Sikorsky's X2 Technology Demonstrator that first took to the air on August 27, 2008 has flown for the last time. The 23rd and final flight was conducted in the early morning of July 14, 2011 from Sikorsky's new Innovations Center in West Palm Beach, Florida. In flight tests carried out over the three-year period, the X2 flew a total of around 22 hours and on September 15, 2010 achieved a maximum cruise speed of 253 knots in level flight - an unofficial record for a conventional helicopter. While the X2 is now officially entering retirement, the lessons learned and technologies developed for the X2 program will pave the way for Sikorsky's S-97 Raider helicopter.

Sikorsky first announced its intention to develop the X2 Technology Demonstrator using a coaxial rotor design in 2005, with the aim of demonstrating that a helicopter can cruise comfortably at 250 knots without sacrificing low speed maneuverability and hover capabilities and with the ability to transition from low to high speeds seamlessly.
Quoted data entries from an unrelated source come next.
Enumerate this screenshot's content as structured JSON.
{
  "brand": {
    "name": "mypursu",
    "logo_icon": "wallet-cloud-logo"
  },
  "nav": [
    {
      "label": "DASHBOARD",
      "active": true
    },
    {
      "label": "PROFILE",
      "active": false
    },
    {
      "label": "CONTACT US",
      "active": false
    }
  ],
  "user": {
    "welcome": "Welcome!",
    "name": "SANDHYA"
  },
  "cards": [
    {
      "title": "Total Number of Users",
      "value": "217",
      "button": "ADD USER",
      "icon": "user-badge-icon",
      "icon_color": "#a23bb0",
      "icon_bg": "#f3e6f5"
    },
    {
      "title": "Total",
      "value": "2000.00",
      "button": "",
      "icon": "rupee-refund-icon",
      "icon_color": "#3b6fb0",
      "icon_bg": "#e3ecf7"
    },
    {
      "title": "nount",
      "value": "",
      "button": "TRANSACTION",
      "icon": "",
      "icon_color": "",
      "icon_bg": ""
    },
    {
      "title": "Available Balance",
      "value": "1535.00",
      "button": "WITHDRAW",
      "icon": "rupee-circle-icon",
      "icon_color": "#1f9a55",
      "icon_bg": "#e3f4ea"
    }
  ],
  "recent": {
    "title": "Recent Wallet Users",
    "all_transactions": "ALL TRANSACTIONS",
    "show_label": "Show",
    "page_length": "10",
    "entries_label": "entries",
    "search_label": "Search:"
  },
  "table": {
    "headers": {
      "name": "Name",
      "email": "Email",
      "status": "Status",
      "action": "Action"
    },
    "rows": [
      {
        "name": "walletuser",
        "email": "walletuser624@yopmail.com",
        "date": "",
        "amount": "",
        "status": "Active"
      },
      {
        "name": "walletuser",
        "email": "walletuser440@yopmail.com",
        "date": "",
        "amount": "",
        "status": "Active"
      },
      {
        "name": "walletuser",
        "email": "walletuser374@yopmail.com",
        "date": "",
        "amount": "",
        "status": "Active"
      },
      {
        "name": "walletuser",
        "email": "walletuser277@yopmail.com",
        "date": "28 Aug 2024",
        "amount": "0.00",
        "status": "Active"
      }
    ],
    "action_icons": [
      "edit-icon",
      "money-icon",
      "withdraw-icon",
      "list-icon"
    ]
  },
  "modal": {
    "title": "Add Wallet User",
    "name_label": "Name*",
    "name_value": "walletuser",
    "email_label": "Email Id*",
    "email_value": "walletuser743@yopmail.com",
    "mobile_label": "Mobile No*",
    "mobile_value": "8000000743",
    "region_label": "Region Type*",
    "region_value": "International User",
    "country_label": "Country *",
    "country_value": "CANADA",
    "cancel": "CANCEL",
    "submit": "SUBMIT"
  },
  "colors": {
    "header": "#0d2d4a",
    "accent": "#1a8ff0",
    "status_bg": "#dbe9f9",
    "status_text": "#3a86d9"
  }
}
Sikorsky says the X2 program has now proven its design ticks all those boxes, while helping to develop the next generation of Sikorsky engineers, some of who are now working on the S-97 Raider program and the Firefly electric helicopter program.

The company says the S-97 Raider program will design, build and fly two prototype light tactical helicopters to allow the U.S. military to evaluate the viability of a fast and maneuverable next-generation rotorcraft for a variety of combat missions. Like the X2 demonstrator, the S-97 Raider will feature twin coaxial counter-rotating main rotors and a pusher propeller that enables an X2-designed helicopter to cruise at 220 knots, fly-by-wire flight controls, hub drag reduction, active vibration control, and an integrated auxiliary propulsion system.

"This program will produce two prototype assault/attack aircraft with six passenger cabins and the ability to carry armament," said Mark Miller, Sikorsky Vice President of Research & Engineering. "In addition to the superior speed and maneuverability of X2 technology, these aircraft are designed to be capable of 10,000-foot hover out of ground effect on a 95-degree (35° Celsius) day."

At the final flight of the X2 Technology demonstrator, Sikorsky President Jeffrey Pino said, "This flight is the culmination of a five-year, internally funded program to expand the operational envelope of helicopters. The results of this program speak to the success of a rapid prototyping environment, where a small empowered team was able to meet a specific number of very challenging goals. We met these within a small budget and a compressed schedule."